“For a time (pre-my Phish days), more traditional Jewish infrastructure and practices brought me safety, meditation, mental healing, etc. My relationship with Judaism has changed of late,” she said in an email. “In the absence of deeply meaningful and more traditional Jewish spaces, I sought to fill the spiritual vacuum. When the setting and your headspace are just right, a show fulfills what I used to go to shul for.”
Rabbi Josh Ladon, the West Coast education director for the Shalom Hartman Institute of North America, who was part of the conference panel with Kroll-Zeldin, conducted a study of Jewish clergy who say Phish has influenced their sense of Jewish spirituality or community. Among the 340 responses, many pointed to Phish’s live improvisation in addressing the spiritual quality of their concerts. Improvisation takes agency and creativity, Ladon said — concepts that respondents brought back to their Jewish religious lives.
“They’re projecting and saying this improv is really important to my spiritual life because it requires me when I’m listening to be mindful … it requires me to take seriously the possibility of things not working out the way they were intended,” Ladon said. “There is something about when you go to a Phish show, many people know what’s going on, and people [in the survey] write about that feeling of wanting to have their synagogue community to understand what’s going on [during a service].”
Phish has even helped Jews feel and become more Jewish, as documented in articles Ladon came across in his research and his own study. The most well-known example is the reggae rapper Matisyahu, who went through an intense Phish phase before becoming Orthodox, seeing around 50 of their concerts.
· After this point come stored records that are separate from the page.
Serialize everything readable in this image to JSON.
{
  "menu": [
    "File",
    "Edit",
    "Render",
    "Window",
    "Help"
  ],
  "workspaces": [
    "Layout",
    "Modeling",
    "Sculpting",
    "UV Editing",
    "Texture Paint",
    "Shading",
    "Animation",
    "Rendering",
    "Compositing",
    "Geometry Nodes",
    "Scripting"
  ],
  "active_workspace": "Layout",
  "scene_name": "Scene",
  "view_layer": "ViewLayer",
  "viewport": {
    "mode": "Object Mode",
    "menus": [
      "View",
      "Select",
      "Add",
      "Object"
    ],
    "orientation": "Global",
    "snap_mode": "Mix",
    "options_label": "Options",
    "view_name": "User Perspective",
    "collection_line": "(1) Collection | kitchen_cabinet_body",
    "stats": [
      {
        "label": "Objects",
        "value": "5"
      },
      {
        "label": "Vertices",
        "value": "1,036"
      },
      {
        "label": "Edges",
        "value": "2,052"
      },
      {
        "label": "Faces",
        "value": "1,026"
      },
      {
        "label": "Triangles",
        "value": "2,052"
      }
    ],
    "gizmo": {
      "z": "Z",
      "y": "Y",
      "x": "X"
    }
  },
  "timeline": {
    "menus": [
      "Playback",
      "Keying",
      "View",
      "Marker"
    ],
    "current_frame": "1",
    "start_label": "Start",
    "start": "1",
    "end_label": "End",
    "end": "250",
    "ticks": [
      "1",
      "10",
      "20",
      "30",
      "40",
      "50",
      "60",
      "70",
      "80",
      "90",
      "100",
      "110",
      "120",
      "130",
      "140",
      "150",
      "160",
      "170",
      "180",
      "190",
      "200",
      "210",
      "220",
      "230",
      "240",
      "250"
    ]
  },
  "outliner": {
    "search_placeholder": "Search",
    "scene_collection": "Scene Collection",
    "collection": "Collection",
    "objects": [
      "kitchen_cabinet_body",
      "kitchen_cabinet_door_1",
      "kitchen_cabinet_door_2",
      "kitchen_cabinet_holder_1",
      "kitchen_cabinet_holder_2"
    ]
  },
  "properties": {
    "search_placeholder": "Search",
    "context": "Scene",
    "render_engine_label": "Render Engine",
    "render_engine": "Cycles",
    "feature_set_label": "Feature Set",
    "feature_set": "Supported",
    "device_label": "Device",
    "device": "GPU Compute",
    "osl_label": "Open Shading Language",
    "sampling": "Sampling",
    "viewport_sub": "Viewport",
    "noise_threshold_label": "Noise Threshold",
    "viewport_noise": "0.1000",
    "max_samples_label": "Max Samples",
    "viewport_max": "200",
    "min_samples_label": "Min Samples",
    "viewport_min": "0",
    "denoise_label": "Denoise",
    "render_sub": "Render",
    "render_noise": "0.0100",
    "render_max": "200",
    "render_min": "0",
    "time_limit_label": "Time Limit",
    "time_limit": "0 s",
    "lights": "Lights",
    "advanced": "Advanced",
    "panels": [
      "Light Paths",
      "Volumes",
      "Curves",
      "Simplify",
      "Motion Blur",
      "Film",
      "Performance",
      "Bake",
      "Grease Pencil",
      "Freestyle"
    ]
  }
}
Ladon said some of his respondents said they became Modern Orthodox rabbis in at least some small part because of Phish’s influence on their spirituality. One even became haredi.
“It was quite remarkable how relevant a panel on Jews and Phish was to the academic study of Phish. Both Jews and non Jews alike were excited for our panel and it answered many questions people had as to why so many Jews were and continue to be attracted to Phish,” Kroll-Zeldin said. He hopes work on Phish and the Jews within the field of religious studies can contribute to “expanding the notion of what Jewishness means in non-traditional contexts, such as a Phish show, while also exhibiting the diverse ways that people perform their Jewish identities.”
Two members of the band — bassist Mike Gordon and drummer Jon Fishman, whose surname inspired the band name — are Jewish. Gordon attended a Solomon Schechter Jewish day school in Newton, Massachusetts, and his father was a leader in the Boston Jewish community, notably with local groups that supported the Soviet Jewry movement.
In a possible nod to their Jewish fan base, the band is known for playing live versions of “Avinu Malkeinu” and “Yerushalayim Shel Zahav.”
For Ladon, Jewish Phish fandom is an important manifestation and representation of modern Jewish American life — and it’s not the only place that Jewish scholars should be looking to in order to explore contemporary Judaism. He points to the huge Kabbalat Shabbat held at the annual Burning Man festival in Nevada, for example.
“Jews in America are living their lives as part of a broader culture, and so to understand deep notions of Jewish spirituality,” he said, “you have to look at not just sources constructed by Jews who are rabbis and inside the Jewish world, but also see how the spiritual experiences of broader modern American culture can influence it.”